Since a pediatric cardiology fellowship is, in most cases, for doctors only, medical school students will need to perform well enough to reasonably expect that they will match with a pediatric residency. In the US, students typically submit their preferences through the National Match Residency for a pediatric fellowship, and if interest in cardiology is already known, hospitals with strong pediatric cardiology departments should be considered. In places like the UK, students arrange for pediatric training too, prior to vying for spots in higher specialist training in pediatric cardiology. Just about all pediatric cardiology fellowship types or specialist trainings mean training in pediatrics first.
Students who plan to go onto the pediatric cardiology fellowship in the US must perform well in their pediatric fellowship and be able to present strong letters of recommendation when they apply to schools or take part in the National Match Registry. It should be noted most students take part in this matching twice: once for pediatrics and a second time for pediatric cardiology. Matching generally takes into account student preference and most students will already have some sense of the best training programs in the field. First choices usually have proven programs, environments that encourage research, support of individual interest, and chances to use the latest technology and diagnostic methods. Programs that lack these features may not provide contemporary training that can help secure work at top hospitals.

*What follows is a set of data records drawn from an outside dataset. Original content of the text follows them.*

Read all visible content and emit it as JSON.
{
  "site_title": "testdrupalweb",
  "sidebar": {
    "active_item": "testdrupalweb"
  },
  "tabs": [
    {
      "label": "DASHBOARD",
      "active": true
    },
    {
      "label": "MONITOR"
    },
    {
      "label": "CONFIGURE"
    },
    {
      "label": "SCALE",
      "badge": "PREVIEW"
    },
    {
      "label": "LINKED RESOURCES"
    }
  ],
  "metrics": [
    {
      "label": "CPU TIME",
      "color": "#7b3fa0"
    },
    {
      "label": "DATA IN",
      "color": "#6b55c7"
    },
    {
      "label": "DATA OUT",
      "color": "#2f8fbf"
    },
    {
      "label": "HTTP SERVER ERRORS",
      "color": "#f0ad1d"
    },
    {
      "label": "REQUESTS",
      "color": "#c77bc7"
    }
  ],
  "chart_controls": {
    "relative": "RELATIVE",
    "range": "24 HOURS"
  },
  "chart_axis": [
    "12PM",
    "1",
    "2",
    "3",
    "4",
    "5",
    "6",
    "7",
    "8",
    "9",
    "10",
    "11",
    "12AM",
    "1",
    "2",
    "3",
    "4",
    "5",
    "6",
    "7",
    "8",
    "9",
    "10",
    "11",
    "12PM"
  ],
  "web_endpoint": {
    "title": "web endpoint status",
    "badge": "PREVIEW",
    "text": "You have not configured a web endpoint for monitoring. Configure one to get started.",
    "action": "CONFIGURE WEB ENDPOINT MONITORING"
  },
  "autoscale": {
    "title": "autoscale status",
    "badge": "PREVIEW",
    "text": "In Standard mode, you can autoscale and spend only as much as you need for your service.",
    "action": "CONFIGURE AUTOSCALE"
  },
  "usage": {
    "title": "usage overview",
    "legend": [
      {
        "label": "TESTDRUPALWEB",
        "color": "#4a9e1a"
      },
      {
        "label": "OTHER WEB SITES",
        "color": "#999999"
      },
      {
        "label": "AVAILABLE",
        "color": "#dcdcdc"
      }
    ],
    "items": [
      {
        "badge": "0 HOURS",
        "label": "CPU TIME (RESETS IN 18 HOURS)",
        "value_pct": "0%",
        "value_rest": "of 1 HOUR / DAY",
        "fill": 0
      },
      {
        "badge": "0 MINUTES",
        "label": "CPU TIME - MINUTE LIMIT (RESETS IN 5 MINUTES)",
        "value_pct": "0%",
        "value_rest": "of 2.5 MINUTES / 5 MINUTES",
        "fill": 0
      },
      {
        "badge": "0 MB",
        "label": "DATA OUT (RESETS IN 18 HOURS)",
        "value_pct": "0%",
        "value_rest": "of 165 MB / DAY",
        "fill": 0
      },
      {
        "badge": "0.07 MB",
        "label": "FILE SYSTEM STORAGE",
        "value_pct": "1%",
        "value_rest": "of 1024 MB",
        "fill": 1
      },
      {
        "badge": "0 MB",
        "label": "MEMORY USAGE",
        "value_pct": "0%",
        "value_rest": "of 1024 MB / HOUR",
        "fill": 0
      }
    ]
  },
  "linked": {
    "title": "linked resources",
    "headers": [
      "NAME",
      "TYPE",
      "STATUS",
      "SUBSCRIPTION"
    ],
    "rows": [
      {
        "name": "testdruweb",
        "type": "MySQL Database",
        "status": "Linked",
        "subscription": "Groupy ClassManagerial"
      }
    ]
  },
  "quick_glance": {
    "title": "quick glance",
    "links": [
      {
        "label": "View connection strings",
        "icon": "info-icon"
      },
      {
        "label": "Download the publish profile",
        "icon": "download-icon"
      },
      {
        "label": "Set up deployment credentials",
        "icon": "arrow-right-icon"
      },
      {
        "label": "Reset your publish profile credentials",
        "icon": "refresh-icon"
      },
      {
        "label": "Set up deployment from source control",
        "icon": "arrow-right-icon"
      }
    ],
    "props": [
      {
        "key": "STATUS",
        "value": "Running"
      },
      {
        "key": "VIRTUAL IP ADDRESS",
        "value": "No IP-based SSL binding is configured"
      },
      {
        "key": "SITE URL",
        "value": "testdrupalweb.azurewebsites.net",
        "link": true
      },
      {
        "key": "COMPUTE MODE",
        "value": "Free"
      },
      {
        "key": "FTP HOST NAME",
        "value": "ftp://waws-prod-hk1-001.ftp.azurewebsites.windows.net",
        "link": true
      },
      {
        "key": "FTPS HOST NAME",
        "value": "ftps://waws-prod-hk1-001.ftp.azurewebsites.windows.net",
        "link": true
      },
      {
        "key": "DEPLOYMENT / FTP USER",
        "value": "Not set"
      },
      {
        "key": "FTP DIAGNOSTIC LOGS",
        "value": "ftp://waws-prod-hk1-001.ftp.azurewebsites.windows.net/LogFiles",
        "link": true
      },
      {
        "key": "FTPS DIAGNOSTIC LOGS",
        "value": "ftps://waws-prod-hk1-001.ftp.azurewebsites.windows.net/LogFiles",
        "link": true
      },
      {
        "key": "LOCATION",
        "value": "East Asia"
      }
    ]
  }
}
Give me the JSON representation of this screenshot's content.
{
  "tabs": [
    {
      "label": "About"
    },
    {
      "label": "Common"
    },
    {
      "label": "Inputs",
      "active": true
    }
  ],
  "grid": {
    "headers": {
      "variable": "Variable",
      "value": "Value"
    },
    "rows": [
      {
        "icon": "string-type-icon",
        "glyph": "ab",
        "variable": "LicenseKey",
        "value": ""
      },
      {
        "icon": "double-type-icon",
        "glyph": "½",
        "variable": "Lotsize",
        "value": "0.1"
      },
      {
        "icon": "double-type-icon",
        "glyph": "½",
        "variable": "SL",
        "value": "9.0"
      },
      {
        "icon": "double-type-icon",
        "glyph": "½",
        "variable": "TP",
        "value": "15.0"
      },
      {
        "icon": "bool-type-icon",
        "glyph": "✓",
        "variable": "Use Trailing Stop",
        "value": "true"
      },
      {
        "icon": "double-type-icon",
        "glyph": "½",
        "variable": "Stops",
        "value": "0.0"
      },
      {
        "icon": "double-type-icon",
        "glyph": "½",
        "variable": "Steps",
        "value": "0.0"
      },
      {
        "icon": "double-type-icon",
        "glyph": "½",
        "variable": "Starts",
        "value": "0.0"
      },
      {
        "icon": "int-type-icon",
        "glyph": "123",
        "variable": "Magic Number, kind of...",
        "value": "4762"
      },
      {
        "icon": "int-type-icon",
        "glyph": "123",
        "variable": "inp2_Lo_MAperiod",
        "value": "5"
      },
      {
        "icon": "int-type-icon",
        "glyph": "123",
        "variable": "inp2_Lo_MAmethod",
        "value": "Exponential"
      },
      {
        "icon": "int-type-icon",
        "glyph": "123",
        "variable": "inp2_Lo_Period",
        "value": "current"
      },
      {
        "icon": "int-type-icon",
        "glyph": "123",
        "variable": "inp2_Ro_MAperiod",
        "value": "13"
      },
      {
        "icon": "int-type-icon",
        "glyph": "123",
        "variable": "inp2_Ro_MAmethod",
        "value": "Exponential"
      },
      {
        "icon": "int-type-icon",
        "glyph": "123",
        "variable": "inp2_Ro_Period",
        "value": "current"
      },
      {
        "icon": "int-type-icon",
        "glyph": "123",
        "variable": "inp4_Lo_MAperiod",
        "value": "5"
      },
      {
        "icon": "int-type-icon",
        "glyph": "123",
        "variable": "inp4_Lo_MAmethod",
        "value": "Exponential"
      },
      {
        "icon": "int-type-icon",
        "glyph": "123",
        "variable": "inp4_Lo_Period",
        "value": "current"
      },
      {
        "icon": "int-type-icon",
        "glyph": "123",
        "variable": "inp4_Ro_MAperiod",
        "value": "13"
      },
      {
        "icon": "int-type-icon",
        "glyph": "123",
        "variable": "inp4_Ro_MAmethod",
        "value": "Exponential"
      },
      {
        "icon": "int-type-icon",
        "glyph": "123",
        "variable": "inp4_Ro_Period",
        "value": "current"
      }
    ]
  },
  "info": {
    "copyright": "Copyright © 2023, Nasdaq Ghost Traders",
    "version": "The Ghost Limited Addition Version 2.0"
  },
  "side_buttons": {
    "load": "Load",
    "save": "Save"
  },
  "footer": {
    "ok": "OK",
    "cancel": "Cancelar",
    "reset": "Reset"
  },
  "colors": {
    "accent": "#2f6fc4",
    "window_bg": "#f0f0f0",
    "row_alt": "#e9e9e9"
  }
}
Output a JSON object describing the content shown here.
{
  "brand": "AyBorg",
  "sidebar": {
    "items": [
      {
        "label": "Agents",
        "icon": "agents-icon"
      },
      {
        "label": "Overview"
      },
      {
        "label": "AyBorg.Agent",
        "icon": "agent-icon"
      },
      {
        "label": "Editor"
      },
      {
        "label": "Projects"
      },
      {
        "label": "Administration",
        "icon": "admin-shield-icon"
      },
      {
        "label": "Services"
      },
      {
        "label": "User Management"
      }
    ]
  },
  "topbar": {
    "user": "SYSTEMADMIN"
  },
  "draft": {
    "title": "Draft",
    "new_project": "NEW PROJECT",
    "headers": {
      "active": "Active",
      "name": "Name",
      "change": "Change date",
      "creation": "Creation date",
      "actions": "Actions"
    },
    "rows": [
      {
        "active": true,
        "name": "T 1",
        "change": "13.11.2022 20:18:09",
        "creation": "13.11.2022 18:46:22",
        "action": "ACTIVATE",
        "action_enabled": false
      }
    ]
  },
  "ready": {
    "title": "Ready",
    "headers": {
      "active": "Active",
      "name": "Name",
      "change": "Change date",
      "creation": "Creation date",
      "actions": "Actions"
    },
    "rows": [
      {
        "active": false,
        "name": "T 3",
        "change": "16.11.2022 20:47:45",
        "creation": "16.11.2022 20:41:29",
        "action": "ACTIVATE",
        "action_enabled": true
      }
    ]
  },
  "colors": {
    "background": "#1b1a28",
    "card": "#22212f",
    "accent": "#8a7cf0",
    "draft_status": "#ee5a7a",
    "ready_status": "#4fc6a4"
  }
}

A US pediatric cardiology fellowship typically takes three years of clinical practice, teaching, and research. Higher specialist training may vary in its length. The fellowship has the advantage of providing some salary, which ordinarily increases each year.
This salary typically isn’t huge but it should provide enough to pay for ordinary expenses like rent, utilities and food. It normally won’t pay off very much in the way of student loans, which many former medical students carry. The financial benefits of the fellowship accrue later, when doctors have become board-certified pediatric cardiologists. Their extended level of training often correlates to a higher salary.